However, when Quebec chooses its host language and language of integration and the Quebec government does everything in its power to help immigrants learn that language, all of a sudden it is an illegitimate choice. That is discriminatory, and, in my opinion, an entirely obsolete concept. Every nation in the world makes linguistic choices; that is normal. I am eager to see the Quebec nation have the right to what is normal.

I would like to take this opportunity to acknowledge the work done by L’Insulaire, a French learning centre, La magie des mots and the Centre du Nouvel-Envol, which offer French and francization courses in my riding, much like the ones offered throughout Quebec. These francization courses are often paid for by the government, in other words, with Quebeckers’ tax dollars, or by employers.

In one factory in my riding, I met with Victor, a young welder from Mexico who works full time and then some. He was proud to speak with me in French about his plans for a life and a future in Quebec. Thanks to his work and his francization courses, Victor has French-speaking friends and works in French; his children have access to quality education in French.

I am truly touched when I see and meet with immigrant Quebeckers who are learning French and love the language. In my opinion, Victor is a Quebec welder who is an asset for our community.

Bill C-238 will have no impact on the lives of people like Victor, who discovered the charm and beauty of the French language and immediately understood that learning French was key to actively participating in community life in Quebec. Bill C-238, with its provisions regarding the host language in Quebec, is simply intended to celebrate the French fact in North America.

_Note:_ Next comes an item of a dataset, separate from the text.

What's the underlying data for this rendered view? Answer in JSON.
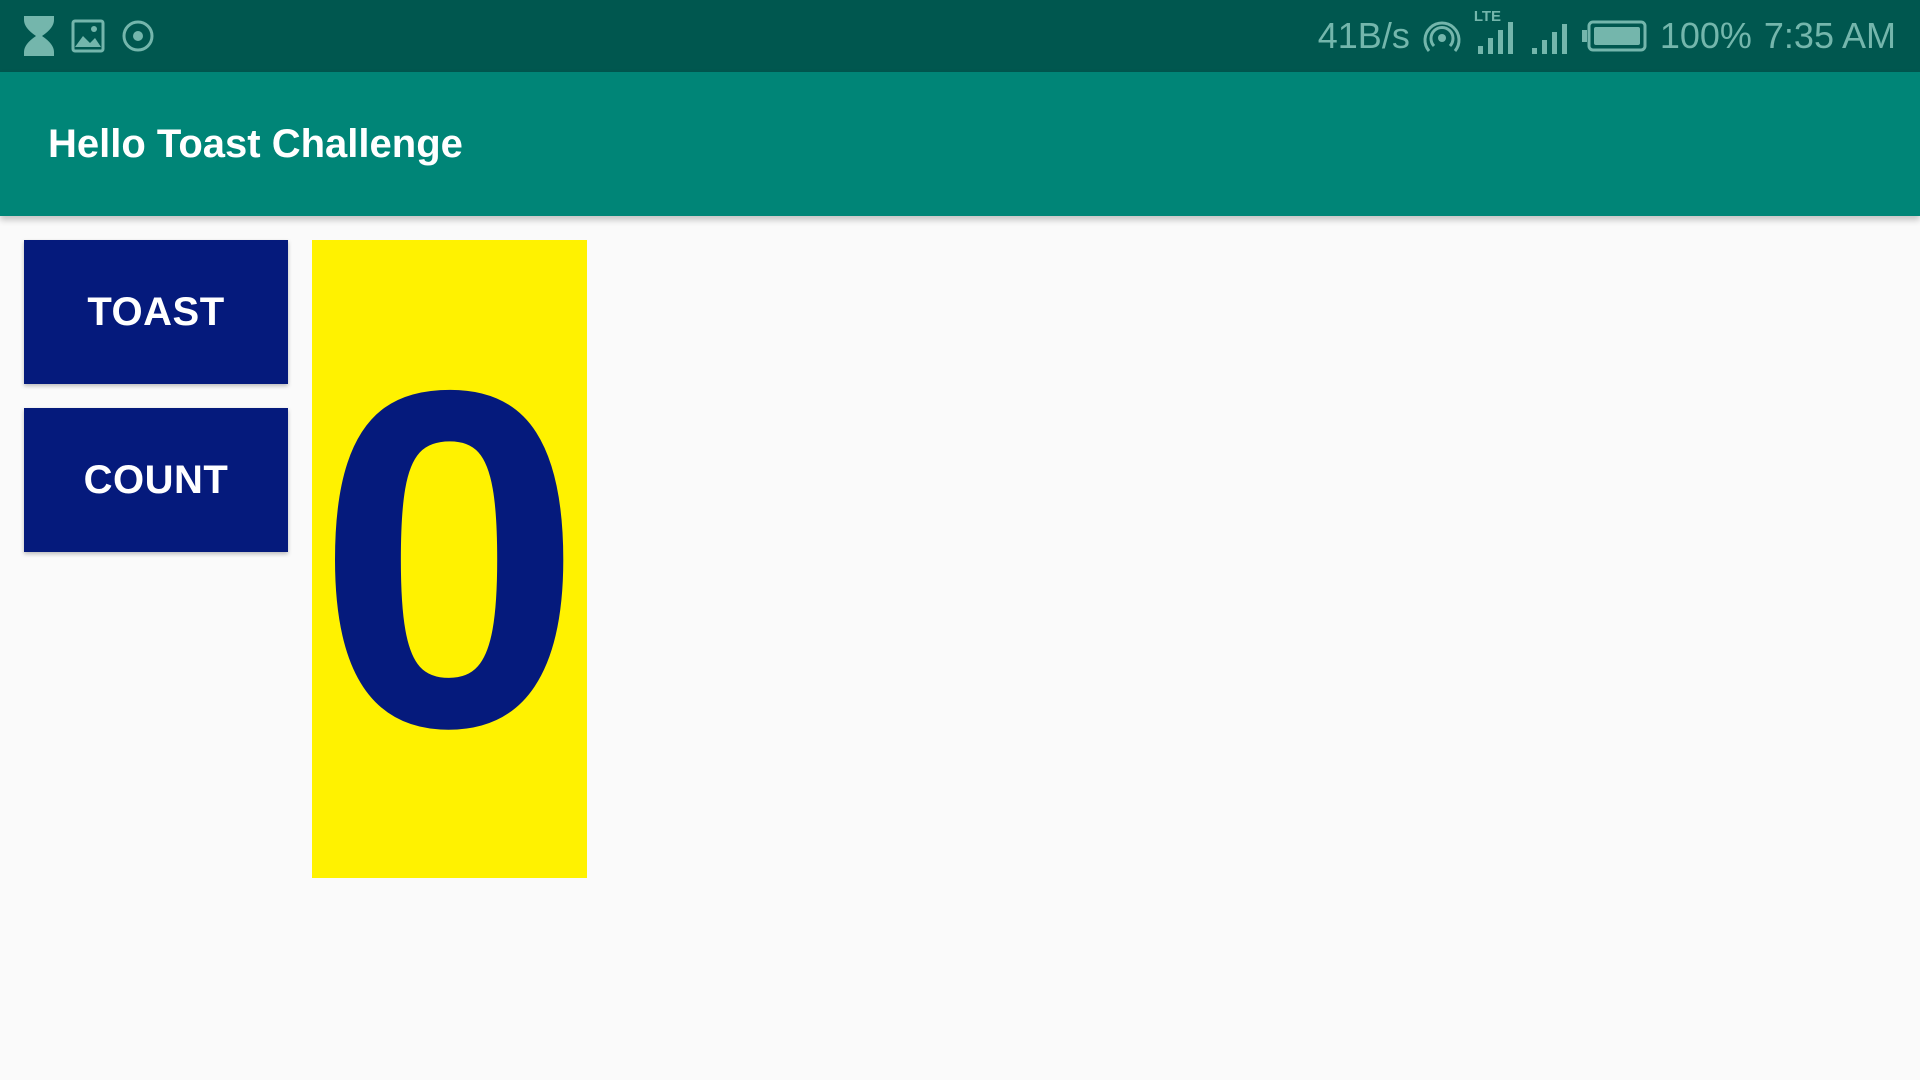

Today, my goal was to create an opening and to share a little of my love for the French language with my colleagues, who, I am certain, will prove to be open.

I truly hope that this first hour of debate will give everyone an opportunity to reflect on the language issue in Quebec, and to become curious and inspired by Quebec’s struggle to protect its national language, a struggle we must support. Who better than the Government of Quebec, the only francophone state in north America, to actively champion this cause?

Passing Bill C-238 will give Quebec more tools to give new life to the French fact. Let us not stand in the way of the Quebec government or the Quebec nation. Let us love French enough to protect it. Let us pass Bill C-238.

Act Respecting the French LanguageRoutine Proceedings

February 7th, 2022 / 3:25 p.m.
See context

Bloc

Claude DeBellefeuille Bloc Salaberry—Suroît, QC

moved for leave to introduce Bill C-238, An Act respecting the French language.

Mr. Speaker, it is with great pride that I introduce this bill, entitled an act respecting the French language. This bill will subject federally regulated businesses to the Charter of the French Language.

Members will recall that Quebec workers, except those who are federally regulated, are entitled to all the protections of Bill 101. In our opinion, that shortcoming must be corrected.

I am also proposing that adequate knowledge of the French language be a citizenship requirement for permanent residents who choose Quebec. Nations around the world, including Canada, choose the host language. The Quebec nation warmly welcomes new citizens in French.

I look forward to debating these measured and reasonable provisions with my colleagues from the other parties.

(Motions deemed adopted, bill read the first time and printed)